Like the human incarnation of repetitive motion injury, The Silent House sees the slow, painful destruction of their relationship. Through the repetition of their daily routine we see the breakdown of their intimacy replaced with a quiet politeness which belies a fierce undercurrent of jealousy. Benjamin Esbati and Shiva Makinian imbue their characters with an intensity and subtlety which was breathtaking to watch, with nuanced movements which spoke volumes in the silence, a look, a fading smile, a tapping foot, the familiarity of a couple in close proximity, anticipating each other’s every movement, overreaction to a small infraction, and moments of weakness, revealed to the audience but concealed from each other.

The Silent House is as much a statement on the consequences of war as the dangers of a life unlived and potential unrealized, and the poisonous nature of suspicion. Through sublime physical theatre and aided by thoughtful symbolism the story unfolds in heartbreaking tedium, the effect unsettling and confused, seeing the breakdown of a relationship played out in intimate detail. The power and wounding external influence of war and materialism is beautifully, tragically realized as Benjamin and Shiva “consume” ever increasingly damaging items from nuts and bolts, to cell phones, and makeup, ending with a final meal of bullets, a world which we like Benjamin only experience second hand, a point of contention which creates the ever increasing tension, as Benjamin feels more out of control of his own life. As the piece continues, these influences invade and occupy the space, a visual mess of chaos strewn across the stage, overtaking the small refugee home in which Benjamin and Shiva must exist. The few fleeting moments of conversation warrant the removal of only a single earbud, a symbolic representation of miscommunication and assumption as the couple struggles to maintain the conversation, asking a question then replacing the earbud before each hears the answer, frustratingly refusing to communicate completely.
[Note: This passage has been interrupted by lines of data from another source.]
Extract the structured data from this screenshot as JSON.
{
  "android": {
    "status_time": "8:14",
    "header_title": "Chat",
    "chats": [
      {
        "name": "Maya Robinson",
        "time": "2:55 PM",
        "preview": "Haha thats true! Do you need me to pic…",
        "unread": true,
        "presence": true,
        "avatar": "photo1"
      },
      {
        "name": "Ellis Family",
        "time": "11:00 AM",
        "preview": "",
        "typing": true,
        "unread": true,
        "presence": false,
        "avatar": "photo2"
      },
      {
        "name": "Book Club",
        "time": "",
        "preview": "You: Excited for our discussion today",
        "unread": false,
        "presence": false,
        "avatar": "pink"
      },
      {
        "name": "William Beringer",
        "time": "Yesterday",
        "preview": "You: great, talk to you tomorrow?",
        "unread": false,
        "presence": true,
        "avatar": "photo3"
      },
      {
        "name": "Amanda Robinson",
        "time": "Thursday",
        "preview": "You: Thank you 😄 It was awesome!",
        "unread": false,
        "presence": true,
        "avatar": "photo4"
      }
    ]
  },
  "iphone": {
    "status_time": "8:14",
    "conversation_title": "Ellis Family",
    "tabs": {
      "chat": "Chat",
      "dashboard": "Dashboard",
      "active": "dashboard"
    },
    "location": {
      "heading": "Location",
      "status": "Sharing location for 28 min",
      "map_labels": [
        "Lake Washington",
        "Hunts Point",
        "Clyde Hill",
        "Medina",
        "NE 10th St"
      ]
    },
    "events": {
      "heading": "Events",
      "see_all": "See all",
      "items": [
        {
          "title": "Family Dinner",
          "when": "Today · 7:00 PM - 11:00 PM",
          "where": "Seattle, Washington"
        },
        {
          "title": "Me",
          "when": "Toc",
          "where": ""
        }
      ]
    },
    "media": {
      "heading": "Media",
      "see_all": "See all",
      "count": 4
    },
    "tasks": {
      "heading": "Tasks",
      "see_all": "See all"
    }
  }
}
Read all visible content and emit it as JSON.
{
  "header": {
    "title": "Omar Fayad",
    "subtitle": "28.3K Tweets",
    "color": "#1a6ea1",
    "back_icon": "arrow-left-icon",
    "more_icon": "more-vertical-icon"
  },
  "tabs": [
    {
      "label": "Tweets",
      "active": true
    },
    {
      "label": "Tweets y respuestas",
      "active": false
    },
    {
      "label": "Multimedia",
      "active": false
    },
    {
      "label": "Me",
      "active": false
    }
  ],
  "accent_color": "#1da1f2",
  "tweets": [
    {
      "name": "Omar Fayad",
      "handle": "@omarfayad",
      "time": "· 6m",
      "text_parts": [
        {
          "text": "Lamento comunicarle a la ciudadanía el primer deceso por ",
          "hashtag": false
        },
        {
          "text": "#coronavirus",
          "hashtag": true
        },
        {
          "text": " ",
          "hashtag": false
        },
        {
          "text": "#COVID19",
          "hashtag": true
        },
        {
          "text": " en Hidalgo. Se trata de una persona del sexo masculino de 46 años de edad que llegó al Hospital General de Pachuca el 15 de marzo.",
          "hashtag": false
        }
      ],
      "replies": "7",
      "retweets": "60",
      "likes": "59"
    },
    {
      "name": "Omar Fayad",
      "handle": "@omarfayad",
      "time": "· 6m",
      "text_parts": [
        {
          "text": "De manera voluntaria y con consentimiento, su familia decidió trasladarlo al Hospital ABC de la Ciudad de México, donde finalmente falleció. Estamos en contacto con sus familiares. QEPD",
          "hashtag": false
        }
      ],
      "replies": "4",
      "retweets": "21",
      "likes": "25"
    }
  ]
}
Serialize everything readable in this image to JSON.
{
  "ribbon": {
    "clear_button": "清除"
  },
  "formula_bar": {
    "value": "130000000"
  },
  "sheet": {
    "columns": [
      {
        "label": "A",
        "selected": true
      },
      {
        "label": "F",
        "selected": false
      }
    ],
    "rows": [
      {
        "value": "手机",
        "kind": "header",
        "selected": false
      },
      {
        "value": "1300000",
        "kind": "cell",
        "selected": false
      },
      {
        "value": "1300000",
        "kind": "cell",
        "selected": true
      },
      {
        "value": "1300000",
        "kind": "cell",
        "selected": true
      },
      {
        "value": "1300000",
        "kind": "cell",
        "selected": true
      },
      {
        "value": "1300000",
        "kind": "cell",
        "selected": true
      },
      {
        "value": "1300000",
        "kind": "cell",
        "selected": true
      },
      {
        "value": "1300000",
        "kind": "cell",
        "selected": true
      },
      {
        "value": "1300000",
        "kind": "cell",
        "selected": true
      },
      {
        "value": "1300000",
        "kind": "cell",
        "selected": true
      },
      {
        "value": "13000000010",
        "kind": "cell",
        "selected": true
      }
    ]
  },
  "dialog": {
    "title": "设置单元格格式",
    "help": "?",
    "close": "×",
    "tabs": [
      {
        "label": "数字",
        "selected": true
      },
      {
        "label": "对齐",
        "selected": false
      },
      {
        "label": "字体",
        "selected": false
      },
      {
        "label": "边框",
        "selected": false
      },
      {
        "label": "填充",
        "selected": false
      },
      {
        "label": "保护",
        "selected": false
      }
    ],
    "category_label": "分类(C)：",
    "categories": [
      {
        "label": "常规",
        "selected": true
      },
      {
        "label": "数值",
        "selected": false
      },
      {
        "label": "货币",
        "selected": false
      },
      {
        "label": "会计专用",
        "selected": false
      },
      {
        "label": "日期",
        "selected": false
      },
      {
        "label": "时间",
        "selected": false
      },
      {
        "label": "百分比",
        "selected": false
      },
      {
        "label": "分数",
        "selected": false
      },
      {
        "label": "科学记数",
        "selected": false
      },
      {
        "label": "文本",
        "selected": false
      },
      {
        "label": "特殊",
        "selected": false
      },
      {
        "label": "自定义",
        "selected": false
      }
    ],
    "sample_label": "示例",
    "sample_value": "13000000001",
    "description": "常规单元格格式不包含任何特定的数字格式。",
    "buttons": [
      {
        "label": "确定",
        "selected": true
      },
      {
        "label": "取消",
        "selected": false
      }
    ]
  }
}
The pacing is slow but intentional and the emotional tension which these two actors create is a masterclass in theatrical body language and communication. The inability to verbally communicate or even to share a few moments of the strains of Wagner is beautifully juxtaposed against the near constant physical conversation between Benjamin and Shiva, as we see these two people occupying the same small space, acting out the same daily routine with little variation, and existing in two entirely different worlds. I was reminded of a modern day, war-time Death of a Salesman as Benjamin struggles to reconcile his continued emasculation of circumstance finally breaking and destroying all he has built.

My greatest regret is that I saw this show on the final performance because I felt there was so much to take in I’d have been happy for a second view. Gratifying, mystifying, mentally and emotionally exhausting, I left the theatre having witnessed an absolutely thrilling piece of theatre in the silence.